  • Contractors are busy, so delay of speaking with the contractor also delays scheduling and making the needed repair
  • You need to trust the response time of the contractor so you know tenants can expect a prompt resolution

5. Reasonable Pricing - quality contractors need to be rewarded for the work and reliability they provide, but pricing must still be reasonable

  • Never hire solely based on the lowest quoted price
  • Never allow contractors to compete on price - let them know you are getting additional quotes, but the price they provide to you should be the amount they need to provide the level of service you expect and not undermining the first contractor who responded
  • Clarify if you will need to hire another contractor to do any finish work once their work is completed - some contractors do it all, other contractors are limited by the type of license they have

6. Pleasant and Professional Interaction - if the contractor and you don't mesh well any time, try to work it out or part ways

  • Contractors will likely have to interact with the tenant and the tenant should feel reasonably comfortable with the contractor
  • You should be working together and not making life more complicated for one another

7. Discuss Expectations - this is the time to ask questions and set up communication guidelines
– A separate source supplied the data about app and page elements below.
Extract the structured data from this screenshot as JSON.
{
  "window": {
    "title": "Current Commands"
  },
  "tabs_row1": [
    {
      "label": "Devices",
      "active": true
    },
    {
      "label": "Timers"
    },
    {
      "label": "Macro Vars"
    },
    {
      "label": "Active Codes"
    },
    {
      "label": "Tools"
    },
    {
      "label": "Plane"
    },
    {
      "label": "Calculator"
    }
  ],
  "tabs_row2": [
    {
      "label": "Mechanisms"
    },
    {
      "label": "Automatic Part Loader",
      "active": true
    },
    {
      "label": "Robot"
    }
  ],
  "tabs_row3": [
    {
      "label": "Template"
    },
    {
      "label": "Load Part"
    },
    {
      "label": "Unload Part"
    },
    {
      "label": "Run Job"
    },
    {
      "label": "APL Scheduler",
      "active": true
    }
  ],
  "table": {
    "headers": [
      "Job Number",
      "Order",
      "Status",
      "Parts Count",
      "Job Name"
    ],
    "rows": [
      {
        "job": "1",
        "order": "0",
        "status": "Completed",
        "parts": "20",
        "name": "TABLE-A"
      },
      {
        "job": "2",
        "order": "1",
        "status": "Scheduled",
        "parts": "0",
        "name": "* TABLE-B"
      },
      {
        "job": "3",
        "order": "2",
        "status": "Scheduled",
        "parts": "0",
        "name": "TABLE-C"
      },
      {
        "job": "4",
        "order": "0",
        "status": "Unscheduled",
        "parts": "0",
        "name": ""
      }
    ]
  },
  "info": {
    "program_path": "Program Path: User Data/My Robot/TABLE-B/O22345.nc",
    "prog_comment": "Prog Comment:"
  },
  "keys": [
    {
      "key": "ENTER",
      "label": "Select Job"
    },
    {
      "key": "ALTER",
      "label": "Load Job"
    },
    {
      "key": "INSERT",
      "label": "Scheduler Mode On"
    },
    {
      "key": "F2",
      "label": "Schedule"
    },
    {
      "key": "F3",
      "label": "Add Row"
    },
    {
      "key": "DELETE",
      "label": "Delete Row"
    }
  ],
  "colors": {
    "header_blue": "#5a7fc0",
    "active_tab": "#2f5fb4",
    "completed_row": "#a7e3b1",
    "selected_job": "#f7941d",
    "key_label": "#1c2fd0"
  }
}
  • Ask your contractor to keep conversations to a minimum with a tenant and NEVER comment on the quality of workmanship done by someone else to the tenant and instead inform you of any deficiencies discovered while working at the property
  • Contractors are expected to treat the tenant's residence as a palace, even if it doesn't look like one (remove shoes/wear shoe covers, clean up the work area) 
  • Contractors are NEVER to enter the residence or complete work outside if an unaccompanied minor is present
  • Contractors should show up when expected and leave the property as quickly and efficiently as possible
  • Ask the contractor to explain the hiring and work completion process, including scheduling with the tenant
  • Tell your tenant this is the first time you've hired this particular contractor and you value their feedback BEFORE any work is done - keep the lines of communication open with your tenant
  • When is payment expected - a contractor can put a lien on your property if you don't pay the bill, so it's best to set up expectations in advance
  • Payment in advance of work completion is NOT recommended - if it's a larger project, you could pay for work in stages of completion, but paying for labor and likely materials in advance shouldn't be necessary. Materials and supply providers where the contractor shops can put a lien on your property if the contractor doesn't pay for materials. Of course, you could always shop for the materials and pay for them directly if you prefer.
  • Establish the best way for all parties to reach one another

8. Quality of Work - check the work done prior to paying for the work completed on the first few jobs

  • Ask the contractor to send photos
  • Ask the tenant to rate their experience with the contractor
  • Visit the rental property to view the work in person if your instincts leave you unsure of quality from the photos or tenant experience

9. Detailed Invoice - every invoice must contain the following

  • Date
  • Contractor name
  • Contractor contact information
  • Date work completed
  • Address of the rental property where work was completed
  • Description of work performed
  • Warranty information, if any
  • Price
  • Sales Tax Rate
  • Sales Tax Total
  • Grand Total

As you can see, selecting contractors to work on your rental property is a detailed process. But, if you find a great contractor who likes to work for you and your tenants like the contractor, you life as a landlord will be so much easier. Quality contractors appreciate repeat business and landlords who treat them as professionals. Be kind. Never minimize what they do for you. Express your gratitude. Help your contractors be amazing by letting them know what you need. If you lay the foundation, you will see great returns for your property, your peace of mind and build a lasting relationship. Your property manager works on contractor relationships daily to keep your rental property in shape so you don't have to work so hard each time repairs or maintenance are needed.